The purpose of this post is to provide links to various posts about the performance of Azure and, in particular, Azure Storage.
Azure Storage Team
The Azure Storage Team blog – obligatory reading for anyone working with Azure Storage – has a number of posts about performance.
The Windows Azure Storage Abstractions and their Scalability Targets post documents limits for storage capacity and performance targets for Azure blobs, queues and tables. The post describes a scalability target of 500 operations per second for a single partition in an Azure Table and a single Azure Queue. There is an additional scalability target of a “few thousand requests per second” for each Azure storage account. The scalability target for a single blob is “up to 60 MBytes/sec.”
The Nagle’s Algorithm is Not Friendly towards Small Requests post describes issues pertaining to how TCP/IP handles small messages < 1460 bytes). It transpires that Azure Storage performance may be improved by turning Nagle off. The post shows how to do this.
Rob Gillen (@argodev) has done a lot of testing of Azure Storage performance and, in particular, on maximizing throughput for uploading and downloading of Azure Blobs. He has documented this in a series of posts: Part 1, Part 2, Part 3. The most surprising observation is that it while operating completely inside Windows Azure it is not worth doing parallel downloads of a blob because the overhead of reconstructing the blob is too high.
He has another post, External File Upload Optimizations for Windows Azure, that documents his testing of using various block sizes for uploads of blobs from outside an Azure datacenter. He suggests that choosing a 1MB block size may be an appropriate rule-of-thumb choice. These uploads can, of course, be performed in parallel.
University of Virginia

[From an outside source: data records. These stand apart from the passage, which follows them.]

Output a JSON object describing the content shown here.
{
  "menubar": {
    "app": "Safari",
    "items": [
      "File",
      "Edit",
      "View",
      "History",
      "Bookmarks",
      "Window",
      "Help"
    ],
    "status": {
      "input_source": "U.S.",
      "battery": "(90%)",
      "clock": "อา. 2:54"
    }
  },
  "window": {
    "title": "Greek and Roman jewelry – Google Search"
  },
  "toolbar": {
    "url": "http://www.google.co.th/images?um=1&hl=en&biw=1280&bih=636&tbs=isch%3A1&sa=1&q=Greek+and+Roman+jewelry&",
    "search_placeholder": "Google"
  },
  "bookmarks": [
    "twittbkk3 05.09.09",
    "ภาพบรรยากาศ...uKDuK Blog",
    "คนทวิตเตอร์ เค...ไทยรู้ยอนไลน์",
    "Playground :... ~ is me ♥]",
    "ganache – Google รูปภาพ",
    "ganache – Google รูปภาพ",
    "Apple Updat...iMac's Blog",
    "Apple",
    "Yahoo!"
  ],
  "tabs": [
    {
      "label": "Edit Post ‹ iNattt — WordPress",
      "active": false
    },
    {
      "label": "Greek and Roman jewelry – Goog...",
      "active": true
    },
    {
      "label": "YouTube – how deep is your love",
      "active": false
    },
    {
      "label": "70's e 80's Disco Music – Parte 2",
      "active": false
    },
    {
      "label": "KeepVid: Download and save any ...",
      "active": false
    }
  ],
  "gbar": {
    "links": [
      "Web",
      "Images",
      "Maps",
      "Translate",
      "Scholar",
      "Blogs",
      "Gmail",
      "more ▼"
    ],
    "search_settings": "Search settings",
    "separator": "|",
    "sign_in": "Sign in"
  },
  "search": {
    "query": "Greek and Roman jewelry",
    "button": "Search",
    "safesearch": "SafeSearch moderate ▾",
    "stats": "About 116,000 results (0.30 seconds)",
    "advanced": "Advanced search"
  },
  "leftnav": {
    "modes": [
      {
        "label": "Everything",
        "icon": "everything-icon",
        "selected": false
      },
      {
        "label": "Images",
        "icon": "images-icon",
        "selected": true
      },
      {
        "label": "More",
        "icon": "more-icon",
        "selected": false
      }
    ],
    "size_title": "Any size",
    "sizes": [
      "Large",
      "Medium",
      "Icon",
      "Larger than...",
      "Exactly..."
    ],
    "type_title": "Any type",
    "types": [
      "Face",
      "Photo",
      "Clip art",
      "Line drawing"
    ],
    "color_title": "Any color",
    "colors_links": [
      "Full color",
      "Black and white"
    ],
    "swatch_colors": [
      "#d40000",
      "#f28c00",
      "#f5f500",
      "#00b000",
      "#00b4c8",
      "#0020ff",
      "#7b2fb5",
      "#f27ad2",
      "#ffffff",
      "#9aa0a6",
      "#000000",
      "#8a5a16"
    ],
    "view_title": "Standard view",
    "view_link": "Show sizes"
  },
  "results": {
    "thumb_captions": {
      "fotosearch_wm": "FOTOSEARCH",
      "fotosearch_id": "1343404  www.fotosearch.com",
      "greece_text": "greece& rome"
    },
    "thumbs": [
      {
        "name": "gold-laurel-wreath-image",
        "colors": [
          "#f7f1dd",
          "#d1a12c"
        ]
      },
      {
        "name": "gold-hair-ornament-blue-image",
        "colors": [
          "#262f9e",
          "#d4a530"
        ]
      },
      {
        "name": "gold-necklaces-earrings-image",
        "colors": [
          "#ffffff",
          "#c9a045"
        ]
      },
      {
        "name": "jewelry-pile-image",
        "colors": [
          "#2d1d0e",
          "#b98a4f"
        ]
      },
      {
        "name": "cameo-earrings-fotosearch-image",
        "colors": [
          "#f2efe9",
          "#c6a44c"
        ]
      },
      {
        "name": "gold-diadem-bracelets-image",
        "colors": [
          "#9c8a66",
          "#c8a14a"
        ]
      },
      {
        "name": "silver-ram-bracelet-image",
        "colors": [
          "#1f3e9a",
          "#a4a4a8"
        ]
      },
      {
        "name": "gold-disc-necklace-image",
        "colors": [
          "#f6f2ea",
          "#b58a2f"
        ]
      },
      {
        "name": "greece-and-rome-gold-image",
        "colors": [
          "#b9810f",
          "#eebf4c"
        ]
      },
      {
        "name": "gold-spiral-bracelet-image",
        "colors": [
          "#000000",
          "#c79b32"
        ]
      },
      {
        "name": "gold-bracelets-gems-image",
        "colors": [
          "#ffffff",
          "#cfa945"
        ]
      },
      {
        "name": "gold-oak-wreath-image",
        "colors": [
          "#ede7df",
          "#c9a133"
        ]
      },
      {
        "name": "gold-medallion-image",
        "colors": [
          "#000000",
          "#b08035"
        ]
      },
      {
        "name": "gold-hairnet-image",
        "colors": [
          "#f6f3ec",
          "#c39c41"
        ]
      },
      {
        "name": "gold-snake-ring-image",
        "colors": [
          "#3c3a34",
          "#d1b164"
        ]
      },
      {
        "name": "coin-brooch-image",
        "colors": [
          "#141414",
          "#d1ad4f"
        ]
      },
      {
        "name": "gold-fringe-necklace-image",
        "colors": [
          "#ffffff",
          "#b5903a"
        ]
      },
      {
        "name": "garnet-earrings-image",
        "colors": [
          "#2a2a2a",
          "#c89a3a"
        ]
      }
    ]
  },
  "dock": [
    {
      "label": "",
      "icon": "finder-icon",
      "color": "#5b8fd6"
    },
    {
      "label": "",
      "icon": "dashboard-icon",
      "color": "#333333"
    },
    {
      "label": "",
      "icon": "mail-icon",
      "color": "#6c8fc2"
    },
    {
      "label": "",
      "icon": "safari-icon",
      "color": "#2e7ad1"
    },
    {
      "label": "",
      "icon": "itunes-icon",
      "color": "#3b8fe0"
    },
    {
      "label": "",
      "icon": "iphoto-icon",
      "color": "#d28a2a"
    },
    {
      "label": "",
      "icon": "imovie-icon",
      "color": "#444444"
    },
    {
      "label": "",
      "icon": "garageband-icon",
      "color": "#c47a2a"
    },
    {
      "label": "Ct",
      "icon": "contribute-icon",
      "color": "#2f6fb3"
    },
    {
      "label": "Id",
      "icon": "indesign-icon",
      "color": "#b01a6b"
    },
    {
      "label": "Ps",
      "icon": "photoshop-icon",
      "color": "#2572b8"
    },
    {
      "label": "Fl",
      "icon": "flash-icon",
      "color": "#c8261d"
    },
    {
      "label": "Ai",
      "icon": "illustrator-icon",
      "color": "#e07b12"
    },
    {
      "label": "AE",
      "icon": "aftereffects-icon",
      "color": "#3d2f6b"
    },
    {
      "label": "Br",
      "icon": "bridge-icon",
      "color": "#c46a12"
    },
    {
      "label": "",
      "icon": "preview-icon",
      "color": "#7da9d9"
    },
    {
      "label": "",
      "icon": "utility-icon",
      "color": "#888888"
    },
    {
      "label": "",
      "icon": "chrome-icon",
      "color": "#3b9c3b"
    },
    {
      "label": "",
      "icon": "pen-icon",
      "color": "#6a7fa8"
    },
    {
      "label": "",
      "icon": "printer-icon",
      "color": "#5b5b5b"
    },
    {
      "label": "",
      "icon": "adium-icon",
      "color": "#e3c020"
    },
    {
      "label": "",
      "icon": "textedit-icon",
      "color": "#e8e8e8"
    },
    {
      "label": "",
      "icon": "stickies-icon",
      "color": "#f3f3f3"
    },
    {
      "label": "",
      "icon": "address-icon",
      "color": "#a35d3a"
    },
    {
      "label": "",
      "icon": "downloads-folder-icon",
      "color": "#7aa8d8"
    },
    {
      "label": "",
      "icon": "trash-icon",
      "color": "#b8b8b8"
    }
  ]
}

A research group at the University of Virginia presented the results of its investigations into the performance of Windows Azure at the 2010 ACM International Symposium on High Performance Distributed Computing. The document is downloadable from the ACM Library or (somewhat cheaper) from the webpage of one of the researchers. There is also a PowerPoint version for those with a short attention span.
The paper covers both Windows Azure and Azure Storage. The researchers used up to 192 instances at a time to investigate both the times taken for instance-management tasks and the maximum storage throughput as the number of instances varied. There is a wealth of performance information which deserves the attention of anyone developing scalable services in Windows Azure. Who would have guessed, for example, that inserting a 1KB entity into an Azure Table is 26 times faster than updating the same entity while inserting a 64KB entity is only 4 times faster.
This work is credited to: Zach Hill, Jie Li, Ming Mao, Arkaitz Ruiz-Alvarez, and Marty Humphrey – all of the University of Virginia.
Microsoft eXtreme Computing Group
The Microsoft eXtreme Computing Group has a website, Azurescope, that documents benchmarking and guidance for Windows Azure. The Azurescope website has a page describing Best Practices for Developing on Window Azure and a set of pages with code samples demonstrating various optimal techniques for using Windows Azure Storage services.
A group at ETH Zurich investigated the performance-cost ratio for transaction processing in various cloud services including SQL Azure. Donald Kossman, Tim Kraska and Simon Loesing presented the results at SIGMOD 2010.
In a PDC 10 presentation on Inside Windows Azure Virtual Machines, Hoi Vo gave the following advice: do not trust any documentation about performance. He further advised that guidance is not empirical data. This is good advice since each application has its own performance characteristics.
UPDATE 10/25/2010 – Added section on ETH Zurich
UPDATE 11/4/2010 – Added section on PDC 10